The Montessori Difference
Montessori education offers our children opportunities to develop their potential as they step out into the world as engaged, competent, responsible, and respectful citizens with an understanding and appreciation that learning is for life.
- Respect is a core value in Montessori education.
- Mutual respect between teacher and student is fostered in each classroom.
- Students gain respect for all in the classroom community – each other, their teachers, the classroom materials, class pets, and even the plants.
- Respect for all things translates into environmental stewardship and global awareness.
Child / Parent / Teacher
- As a Montessori school, we believe an equal partnership formed by the child, parent and teacher is essential in ensuring the success of educating the whole child.

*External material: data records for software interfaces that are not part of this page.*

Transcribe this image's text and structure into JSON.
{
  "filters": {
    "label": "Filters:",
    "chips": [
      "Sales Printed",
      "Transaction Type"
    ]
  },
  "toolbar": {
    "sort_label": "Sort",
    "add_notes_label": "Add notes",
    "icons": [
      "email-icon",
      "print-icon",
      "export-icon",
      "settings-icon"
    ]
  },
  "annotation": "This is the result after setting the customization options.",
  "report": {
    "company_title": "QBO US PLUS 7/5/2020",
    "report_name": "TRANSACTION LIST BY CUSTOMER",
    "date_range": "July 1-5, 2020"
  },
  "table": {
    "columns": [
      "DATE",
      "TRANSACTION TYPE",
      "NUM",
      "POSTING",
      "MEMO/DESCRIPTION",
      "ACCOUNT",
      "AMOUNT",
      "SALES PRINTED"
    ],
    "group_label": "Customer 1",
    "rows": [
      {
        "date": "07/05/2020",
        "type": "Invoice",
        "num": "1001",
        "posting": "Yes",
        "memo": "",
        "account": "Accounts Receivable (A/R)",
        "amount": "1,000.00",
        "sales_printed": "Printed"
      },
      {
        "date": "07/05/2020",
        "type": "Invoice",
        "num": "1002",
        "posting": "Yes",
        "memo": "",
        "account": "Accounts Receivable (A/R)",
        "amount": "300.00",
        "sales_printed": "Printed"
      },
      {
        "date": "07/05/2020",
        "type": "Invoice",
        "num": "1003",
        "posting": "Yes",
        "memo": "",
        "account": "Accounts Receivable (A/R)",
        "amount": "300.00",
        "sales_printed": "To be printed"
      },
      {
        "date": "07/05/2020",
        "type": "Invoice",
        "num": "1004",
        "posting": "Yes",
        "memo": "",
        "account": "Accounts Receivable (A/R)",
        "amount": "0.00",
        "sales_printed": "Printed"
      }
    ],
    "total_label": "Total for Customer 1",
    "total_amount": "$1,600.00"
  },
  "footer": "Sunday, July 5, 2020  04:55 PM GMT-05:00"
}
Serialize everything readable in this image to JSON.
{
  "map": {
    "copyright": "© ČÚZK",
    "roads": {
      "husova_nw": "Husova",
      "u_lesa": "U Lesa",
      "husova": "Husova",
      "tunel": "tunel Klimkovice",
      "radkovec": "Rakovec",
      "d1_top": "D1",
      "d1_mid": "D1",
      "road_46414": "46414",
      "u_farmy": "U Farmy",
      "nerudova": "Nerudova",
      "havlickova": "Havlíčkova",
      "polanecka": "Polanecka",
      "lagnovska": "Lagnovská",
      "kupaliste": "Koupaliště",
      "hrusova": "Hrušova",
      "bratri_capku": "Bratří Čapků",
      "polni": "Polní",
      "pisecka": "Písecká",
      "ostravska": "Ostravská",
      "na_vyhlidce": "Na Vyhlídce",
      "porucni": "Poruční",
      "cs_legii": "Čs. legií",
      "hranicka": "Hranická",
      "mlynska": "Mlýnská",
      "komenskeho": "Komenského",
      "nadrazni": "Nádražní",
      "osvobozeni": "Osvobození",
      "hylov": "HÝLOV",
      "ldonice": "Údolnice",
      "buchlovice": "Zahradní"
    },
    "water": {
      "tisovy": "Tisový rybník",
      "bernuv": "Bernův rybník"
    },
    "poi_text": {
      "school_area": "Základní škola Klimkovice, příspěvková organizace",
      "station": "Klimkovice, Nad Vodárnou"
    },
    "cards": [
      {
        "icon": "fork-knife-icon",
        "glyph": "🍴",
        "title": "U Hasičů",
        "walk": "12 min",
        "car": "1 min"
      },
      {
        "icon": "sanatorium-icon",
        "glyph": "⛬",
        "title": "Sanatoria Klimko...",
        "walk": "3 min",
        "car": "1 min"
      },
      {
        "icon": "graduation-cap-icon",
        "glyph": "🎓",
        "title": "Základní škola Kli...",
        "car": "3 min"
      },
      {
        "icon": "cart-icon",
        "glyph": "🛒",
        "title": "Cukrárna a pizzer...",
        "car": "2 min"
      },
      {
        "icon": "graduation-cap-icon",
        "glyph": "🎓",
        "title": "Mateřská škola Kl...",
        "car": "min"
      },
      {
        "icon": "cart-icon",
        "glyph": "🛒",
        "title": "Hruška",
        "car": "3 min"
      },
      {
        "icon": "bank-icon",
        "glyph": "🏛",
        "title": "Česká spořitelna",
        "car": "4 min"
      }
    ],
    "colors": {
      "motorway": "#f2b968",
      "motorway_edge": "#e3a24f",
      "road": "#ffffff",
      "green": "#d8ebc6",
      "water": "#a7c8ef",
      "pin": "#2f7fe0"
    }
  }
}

- Each child is valued as a unique individual.
- Teachers model respect and kindness as they guide you and your children through their educational journey.
- Parents support and guidance are crucial to their child’s success. We support this partnership with parenting classes and transparency in our curriculum.
- The Montessori classroom environment is arranged according to subject area.
- There are a variety of work areas, including comfortable chairs for reading, child-sized tables and chairs, as well as spaces for group and individual work. Under the careful guidance of their teachers, children choose where and with what materials they work.
- At any given time in a school day, the full range of academic subjects are available for study – math, language, science, history, geography – as students desire to satisfy their innate curiosity.
- Students are part of a close, caring community.
- The multi-age classroom—typically spanning three years—re-creates a family structure.
- Older students enjoy stature as mentors and role models.
- Younger children feel supported and gain confidence learning from one another, not just the teacher.
- The multi-age classroom supports constant interaction, problem solving, child-to-child teaching and socialization.
- Classroom design, materials, and daily routines support the child’s emerging self-regulation and independence allowing the children to be challenged according to their ability.
- Montessori education recognizes that children learn in different ways, and accommodates many learning styles.
- Students are able to learn at their own pace, each advancing through the curriculum when ready, guided by the teacher and an individualized learning plan.
- This ability to move around the classroom to different work areas also promotes independent learning.
- Teachers are trained observers of children. As guides, they give lessons and move about the classroom coaching children to challenge themselves while consistently modeling respect for the children, classroom and community.
- Mastery of learning drives the Montessori classroom.
- The student’s efforts and work are respected and the teacher, through extensive observation and record-keeping, plans individual projects to ensure each child learns what is needed in order to progress.
- As they mature, students learn to look critically at their work and become adept at self-correction and self-assessment which are an integral part of the Montessori classroom approach.
- Beginning at an early age, Montessori students develop order, coordination, concentration, and independence.
- By creating their own work plans, students learn excellent time management skills.
- Working within parameters set by their teachers, students are active participants in deciding what their focus of learning will be.
- Montessorians understand that internal satisfaction drives the child’s curiosity and interest and results in joyous learning that is sustainable over a lifetime.
- Students are supported in becoming active seekers of knowledge.
- Teachers provide environments where students have the freedom and the tools to pursue answers to their own questions.
Given the freedom and support to question, to probe deeply, and to make connections, Montessori students become confident, enthusiastic, self-directed learners. They are able to think critically, work collaboratively, and act boldly—a skill set for the 21st century.